After Social Security does their financial calculation, your case gets sent to Disability Determination Services (DDS) which is a separate office. There, they request all of your medical records from the doctors and hospitals that you told them about in your Initial Application. They send you forms to complete about your Work History and your daily activities. All of this takes time to get back. The forms may only be a week or two, but the medical records can take a few months just by themselves. During this time you may or may not have had some additional medical problems that you have notified DDS about.
Then your medical information goes to a doctor who reads your record and determines if there is enough information. There is almost never enough information to approve you outright, so DDS sends you to one of their doctors. By the time DDS gets those reports back, it has been another month or two. The doctor reviews the medical evidence again and determines what physical limitations there may be. If there is a mental component to your condition, a psychologist will also review the record and give mental limitations. Finally a vocational expert, who is an expert on jobs, will look at the limitations and determine if there are any jobs you can do given the limitations the doctors have given you. Finally the examiner looks at the opinions and makes a decision. You can see why it can take six to eight months to make a decision.
Your first appeal goes through the exact same process. Because you've already been through the process before, it's a bit more streamlined. They may not need the same forms and in theory there are fewer medical records. You will likely have to go to doctor's appointments again for DDS because your condition has probably changed. This time it takes about four to six months to make a decision.
Finally, you appeal a second time and wait for a hearing. The hearing offices are very backed up and this time you just sit and wait for a hearing. The Social Security office sends your case to the Office of Disability Adjudication and Review and then it sits there. Almost a million people are waiting for hearings at any one time and there are 1445 judges to handle them as of 2014. Every judge needs to review the medical evidence in every case, hear the claimant's testimony, and write a decision that's about twenty pages explaining why the claimant should or should not receive disability benefits.

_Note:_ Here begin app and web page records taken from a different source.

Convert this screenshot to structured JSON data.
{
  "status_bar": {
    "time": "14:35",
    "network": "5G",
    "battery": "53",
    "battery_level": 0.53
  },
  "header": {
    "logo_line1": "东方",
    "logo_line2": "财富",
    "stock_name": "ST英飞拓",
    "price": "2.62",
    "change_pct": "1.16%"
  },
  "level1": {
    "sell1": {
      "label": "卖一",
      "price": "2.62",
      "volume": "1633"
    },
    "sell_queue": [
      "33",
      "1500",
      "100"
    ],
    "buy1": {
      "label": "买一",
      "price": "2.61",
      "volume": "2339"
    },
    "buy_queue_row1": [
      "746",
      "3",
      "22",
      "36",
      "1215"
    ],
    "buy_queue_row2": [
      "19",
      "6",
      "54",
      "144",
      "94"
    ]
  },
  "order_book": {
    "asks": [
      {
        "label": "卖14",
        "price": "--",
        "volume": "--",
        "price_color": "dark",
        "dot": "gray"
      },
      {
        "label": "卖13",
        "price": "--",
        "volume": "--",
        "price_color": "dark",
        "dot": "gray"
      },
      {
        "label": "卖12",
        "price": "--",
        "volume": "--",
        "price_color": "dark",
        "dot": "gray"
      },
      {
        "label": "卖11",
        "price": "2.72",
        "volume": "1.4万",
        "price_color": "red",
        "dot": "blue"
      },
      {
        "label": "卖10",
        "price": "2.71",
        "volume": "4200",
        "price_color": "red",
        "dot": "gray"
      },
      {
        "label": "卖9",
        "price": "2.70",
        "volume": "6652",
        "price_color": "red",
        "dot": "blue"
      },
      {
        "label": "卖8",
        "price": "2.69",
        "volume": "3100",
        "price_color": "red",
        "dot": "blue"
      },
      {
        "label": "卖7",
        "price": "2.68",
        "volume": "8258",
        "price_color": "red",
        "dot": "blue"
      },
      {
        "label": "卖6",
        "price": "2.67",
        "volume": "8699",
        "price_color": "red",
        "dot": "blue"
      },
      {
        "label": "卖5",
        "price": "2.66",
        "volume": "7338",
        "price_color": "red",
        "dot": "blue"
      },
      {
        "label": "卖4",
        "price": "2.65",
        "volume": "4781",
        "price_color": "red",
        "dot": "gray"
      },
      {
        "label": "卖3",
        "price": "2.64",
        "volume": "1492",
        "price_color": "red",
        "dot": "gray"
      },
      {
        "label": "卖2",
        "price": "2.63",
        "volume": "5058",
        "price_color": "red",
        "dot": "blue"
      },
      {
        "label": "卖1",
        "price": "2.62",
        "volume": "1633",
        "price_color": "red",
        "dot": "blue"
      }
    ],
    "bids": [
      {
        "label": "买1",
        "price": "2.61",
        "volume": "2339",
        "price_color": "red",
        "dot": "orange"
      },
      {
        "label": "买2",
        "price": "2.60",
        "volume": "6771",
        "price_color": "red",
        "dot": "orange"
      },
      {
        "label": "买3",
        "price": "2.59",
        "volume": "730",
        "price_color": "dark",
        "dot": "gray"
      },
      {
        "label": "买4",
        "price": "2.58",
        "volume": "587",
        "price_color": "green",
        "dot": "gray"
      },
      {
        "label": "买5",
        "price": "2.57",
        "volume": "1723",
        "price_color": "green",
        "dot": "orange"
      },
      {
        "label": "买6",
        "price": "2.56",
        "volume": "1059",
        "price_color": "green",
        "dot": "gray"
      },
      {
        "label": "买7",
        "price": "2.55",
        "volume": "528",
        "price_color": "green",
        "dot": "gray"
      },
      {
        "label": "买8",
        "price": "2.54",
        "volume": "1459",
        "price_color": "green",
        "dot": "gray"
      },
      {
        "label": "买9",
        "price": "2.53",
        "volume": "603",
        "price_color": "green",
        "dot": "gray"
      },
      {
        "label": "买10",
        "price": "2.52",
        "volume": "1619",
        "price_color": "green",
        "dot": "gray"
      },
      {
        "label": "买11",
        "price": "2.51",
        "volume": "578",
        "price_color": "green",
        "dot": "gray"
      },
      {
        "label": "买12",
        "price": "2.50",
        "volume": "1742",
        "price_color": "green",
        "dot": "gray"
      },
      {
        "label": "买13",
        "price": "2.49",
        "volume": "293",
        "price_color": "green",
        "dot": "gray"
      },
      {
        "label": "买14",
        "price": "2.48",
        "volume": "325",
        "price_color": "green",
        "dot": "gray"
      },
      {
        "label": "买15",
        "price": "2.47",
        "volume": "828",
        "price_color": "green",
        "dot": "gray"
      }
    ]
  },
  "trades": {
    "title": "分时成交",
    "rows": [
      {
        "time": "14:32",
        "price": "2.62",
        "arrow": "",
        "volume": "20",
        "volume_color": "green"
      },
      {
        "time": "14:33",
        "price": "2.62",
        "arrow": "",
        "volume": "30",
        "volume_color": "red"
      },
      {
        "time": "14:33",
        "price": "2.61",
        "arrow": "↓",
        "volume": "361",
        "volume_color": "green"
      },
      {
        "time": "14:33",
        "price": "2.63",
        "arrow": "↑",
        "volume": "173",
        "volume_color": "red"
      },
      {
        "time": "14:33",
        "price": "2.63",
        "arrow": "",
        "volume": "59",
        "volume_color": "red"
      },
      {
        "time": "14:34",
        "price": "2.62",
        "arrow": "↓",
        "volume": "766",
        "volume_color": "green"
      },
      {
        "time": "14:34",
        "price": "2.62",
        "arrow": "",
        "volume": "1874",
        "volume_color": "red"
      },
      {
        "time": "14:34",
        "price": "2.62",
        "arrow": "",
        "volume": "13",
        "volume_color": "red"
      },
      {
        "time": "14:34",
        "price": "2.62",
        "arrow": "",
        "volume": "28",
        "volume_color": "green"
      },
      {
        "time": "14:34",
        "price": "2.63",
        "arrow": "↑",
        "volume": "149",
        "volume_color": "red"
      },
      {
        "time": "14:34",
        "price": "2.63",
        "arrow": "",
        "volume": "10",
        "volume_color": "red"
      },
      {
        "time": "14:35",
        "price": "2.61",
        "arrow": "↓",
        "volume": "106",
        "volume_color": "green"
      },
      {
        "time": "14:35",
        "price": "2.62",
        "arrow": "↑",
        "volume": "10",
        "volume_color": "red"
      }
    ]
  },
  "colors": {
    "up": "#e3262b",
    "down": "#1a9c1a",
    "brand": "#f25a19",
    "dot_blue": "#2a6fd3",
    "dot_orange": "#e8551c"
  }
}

Social Security does not drag its feet on purpose. There are a lot of medical records and decisions to make. Everyone is doing their job as best they can. There are constant efforts to reduce wait times and Social Security is well aware how difficult the long wait is on claimants. While you are waiting, please visit our resources page for help. If you have any questions, please contact The Foster Law Firm at (480)621-7231.